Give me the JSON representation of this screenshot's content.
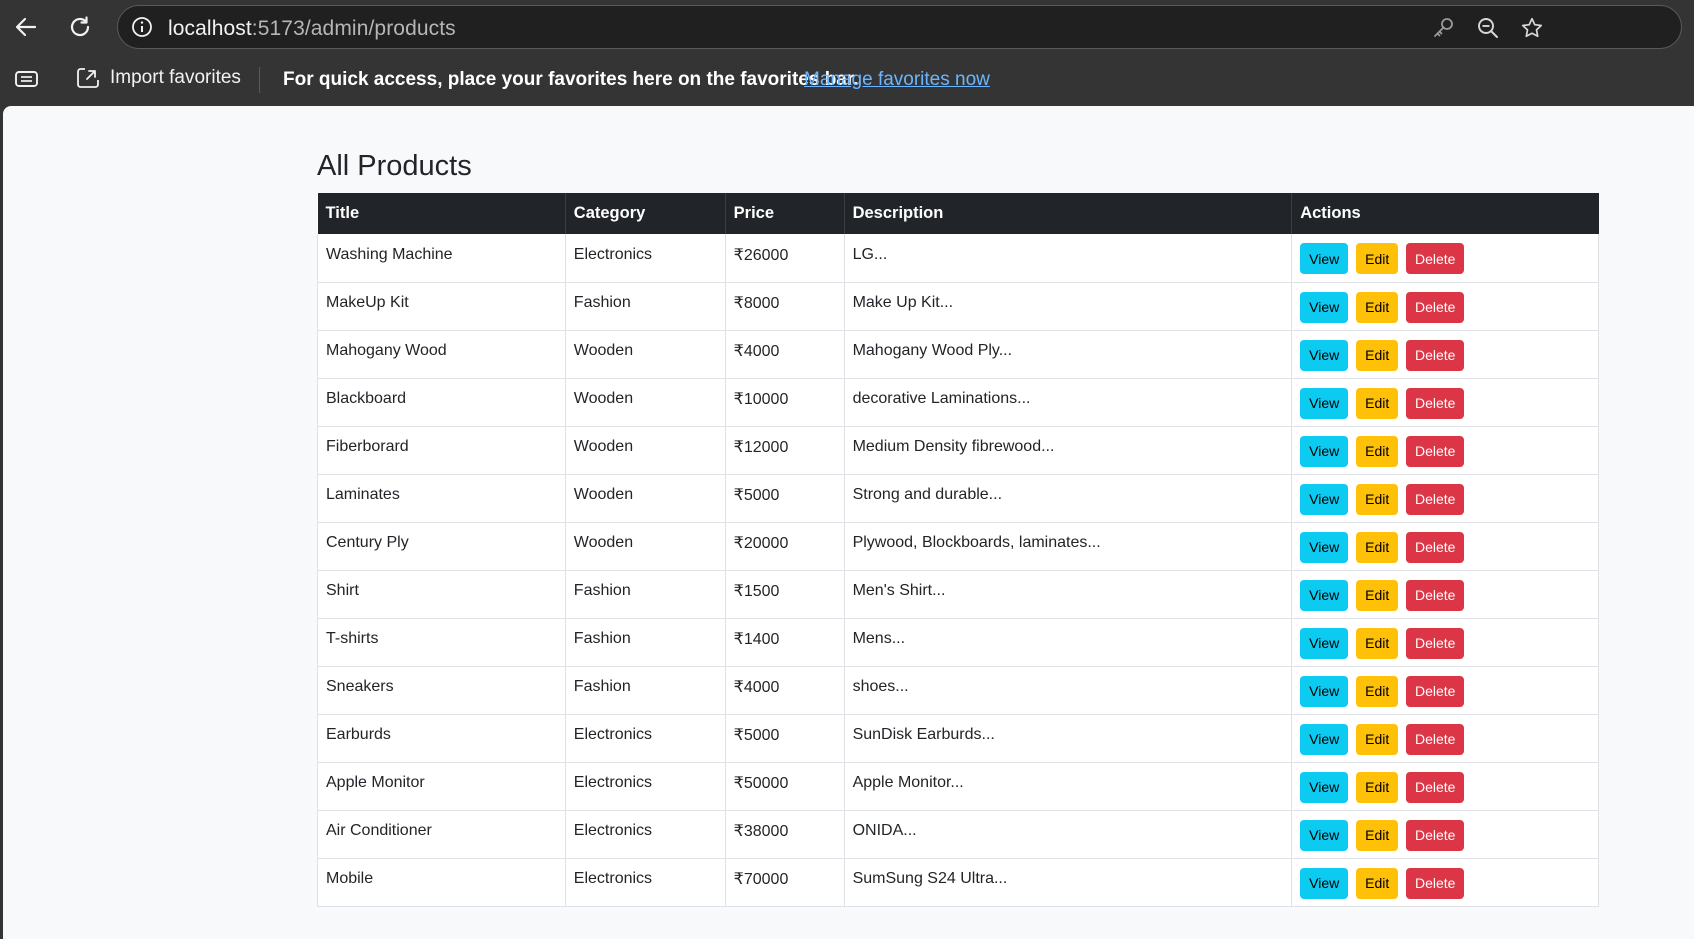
{
  "browser": {
    "url_host": "localhost",
    "url_path": ":5173/admin/products",
    "favorites_bar": {
      "import_label": "Import favorites",
      "message": "For quick access, place your favorites here on the favorites bar.",
      "manage_link": "Manage favorites now"
    },
    "icons": {
      "back": "back-arrow-icon",
      "refresh": "refresh-icon",
      "site_info": "info-icon",
      "password": "key-icon",
      "zoom": "zoom-out-icon",
      "favorite": "star-icon",
      "collections": "collections-icon",
      "import": "import-favorites-icon"
    }
  },
  "page": {
    "title": "All Products",
    "columns": [
      "Title",
      "Category",
      "Price",
      "Description",
      "Actions"
    ],
    "action_labels": {
      "view": "View",
      "edit": "Edit",
      "delete": "Delete"
    },
    "products": [
      {
        "title": "Washing Machine",
        "category": "Electronics",
        "price": "₹26000",
        "description": "LG..."
      },
      {
        "title": "MakeUp Kit",
        "category": "Fashion",
        "price": "₹8000",
        "description": "Make Up Kit..."
      },
      {
        "title": "Mahogany Wood",
        "category": "Wooden",
        "price": "₹4000",
        "description": "Mahogany Wood Ply..."
      },
      {
        "title": "Blackboard",
        "category": "Wooden",
        "price": "₹10000",
        "description": "decorative Laminations..."
      },
      {
        "title": "Fiberborard",
        "category": "Wooden",
        "price": "₹12000",
        "description": "Medium Density fibrewood..."
      },
      {
        "title": "Laminates",
        "category": "Wooden",
        "price": "₹5000",
        "description": "Strong and durable..."
      },
      {
        "title": "Century Ply",
        "category": "Wooden",
        "price": "₹20000",
        "description": "Plywood, Blockboards, laminates..."
      },
      {
        "title": "Shirt",
        "category": "Fashion",
        "price": "₹1500",
        "description": "Men's Shirt..."
      },
      {
        "title": "T-shirts",
        "category": "Fashion",
        "price": "₹1400",
        "description": "Mens..."
      },
      {
        "title": "Sneakers",
        "category": "Fashion",
        "price": "₹4000",
        "description": "shoes..."
      },
      {
        "title": "Earburds",
        "category": "Electronics",
        "price": "₹5000",
        "description": "SunDisk Earburds..."
      },
      {
        "title": "Apple Monitor",
        "category": "Electronics",
        "price": "₹50000",
        "description": "Apple Monitor..."
      },
      {
        "title": "Air Conditioner",
        "category": "Electronics",
        "price": "₹38000",
        "description": "ONIDA..."
      },
      {
        "title": "Mobile",
        "category": "Electronics",
        "price": "₹70000",
        "description": "SumSung S24 Ultra..."
      }
    ]
  },
  "colors": {
    "table_header": "#212529",
    "view_button": "#0dcaf0",
    "edit_button": "#ffc107",
    "delete_button": "#dc3545",
    "link": "#6cb6ff"
  }
}
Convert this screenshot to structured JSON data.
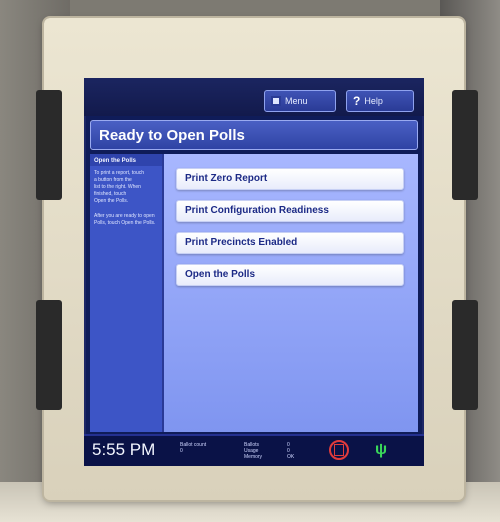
{
  "topbar": {
    "menu_label": "Menu",
    "help_label": "Help"
  },
  "title": "Ready to Open Polls",
  "sidebar": {
    "heading": "Open the Polls",
    "lines": [
      "To print a report, touch",
      "a button from the",
      "list to the right. When",
      "finished, touch",
      "Open the Polls."
    ],
    "extra": "After you are ready to open Polls, touch Open the Polls."
  },
  "actions": [
    {
      "label": "Print Zero Report"
    },
    {
      "label": "Print Configuration Readiness"
    },
    {
      "label": "Print Precincts Enabled"
    },
    {
      "label": "Open the Polls"
    }
  ],
  "status": {
    "time": "5:55 PM",
    "block1": [
      "Ballot count",
      "0"
    ],
    "block2": [
      "Ballots",
      "Usage",
      "Memory"
    ],
    "block3": [
      "0",
      "0",
      "OK"
    ]
  },
  "icons": {
    "menu": "menu-icon",
    "help": "help-icon",
    "alert": "alert-icon",
    "power": "power-plug-icon"
  },
  "colors": {
    "screen_bg": "#0f1c59",
    "title_bar": "#2f43a4",
    "content_bg": "#8ea2f5",
    "button_text": "#1c2a86",
    "alert": "#e23b3b",
    "plug": "#3ad85a"
  }
}
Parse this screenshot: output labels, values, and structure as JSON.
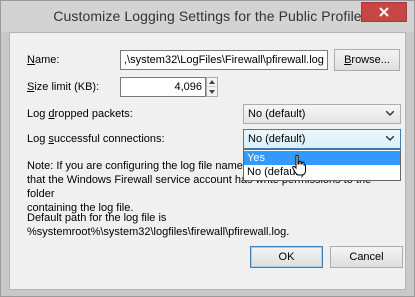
{
  "window": {
    "title": "Customize Logging Settings for the Public Profile"
  },
  "name_field": {
    "label_prefix": "",
    "label_accel": "N",
    "label_rest": "ame:",
    "value": ",\\system32\\LogFiles\\Firewall\\pfirewall.log",
    "browse_prefix": "",
    "browse_accel": "B",
    "browse_rest": "rowse..."
  },
  "size_limit": {
    "label_accel": "S",
    "label_rest": "ize limit (KB):",
    "value": "4,096"
  },
  "log_dropped": {
    "label_prefix": "Log ",
    "label_accel": "d",
    "label_rest": "ropped packets:",
    "value": "No (default)"
  },
  "log_successful": {
    "label_prefix": "Log ",
    "label_accel": "s",
    "label_rest": "uccessful connections:",
    "value": "No (default)",
    "options": [
      "Yes",
      "No (default)"
    ],
    "highlighted_option": "Yes"
  },
  "note": {
    "line1": "Note: If you are configuring the log file name o",
    "line2": "that the Windows Firewall service account has write permissions to the folder",
    "line3": "containing the log file."
  },
  "default_path": {
    "line1": "Default path for the log file is",
    "line2": "%systemroot%\\system32\\logfiles\\firewall\\pfirewall.log."
  },
  "buttons": {
    "ok": "OK",
    "cancel": "Cancel"
  },
  "colors": {
    "close_button": "#c74545",
    "selection": "#3399ff",
    "focus_border": "#3c7fb1"
  }
}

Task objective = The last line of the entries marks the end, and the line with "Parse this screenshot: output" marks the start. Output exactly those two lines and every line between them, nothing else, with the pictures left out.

Answer to this problem =
Parse this screenshot: output labels, values, and structure as JSON.
{
  "window": {
    "title": "Customize Logging Settings for the Public Profile"
  },
  "name_field": {
    "label_prefix": "",
    "label_accel": "N",
    "label_rest": "ame:",
    "value": ",\\system32\\LogFiles\\Firewall\\pfirewall.log",
    "browse_prefix": "",
    "browse_accel": "B",
    "browse_rest": "rowse..."
  },
  "size_limit": {
    "label_accel": "S",
    "label_rest": "ize limit (KB):",
    "value": "4,096"
  },
  "log_dropped": {
    "label_prefix": "Log ",
    "label_accel": "d",
    "label_rest": "ropped packets:",
    "value": "No (default)"
  },
  "log_successful": {
    "label_prefix": "Log ",
    "label_accel": "s",
    "label_rest": "uccessful connections:",
    "value": "No (default)",
    "options": [
      "Yes",
      "No (default)"
    ],
    "highlighted_option": "Yes"
  },
  "note": {
    "line1": "Note: If you are configuring the log file name o",
    "line2": "that the Windows Firewall service account has write permissions to the folder",
    "line3": "containing the log file."
  },
  "default_path": {
    "line1": "Default path for the log file is",
    "line2": "%systemroot%\\system32\\logfiles\\firewall\\pfirewall.log."
  },
  "buttons": {
    "ok": "OK",
    "cancel": "Cancel"
  },
  "colors": {
    "close_button": "#c74545",
    "selection": "#3399ff",
    "focus_border": "#3c7fb1"
  }
}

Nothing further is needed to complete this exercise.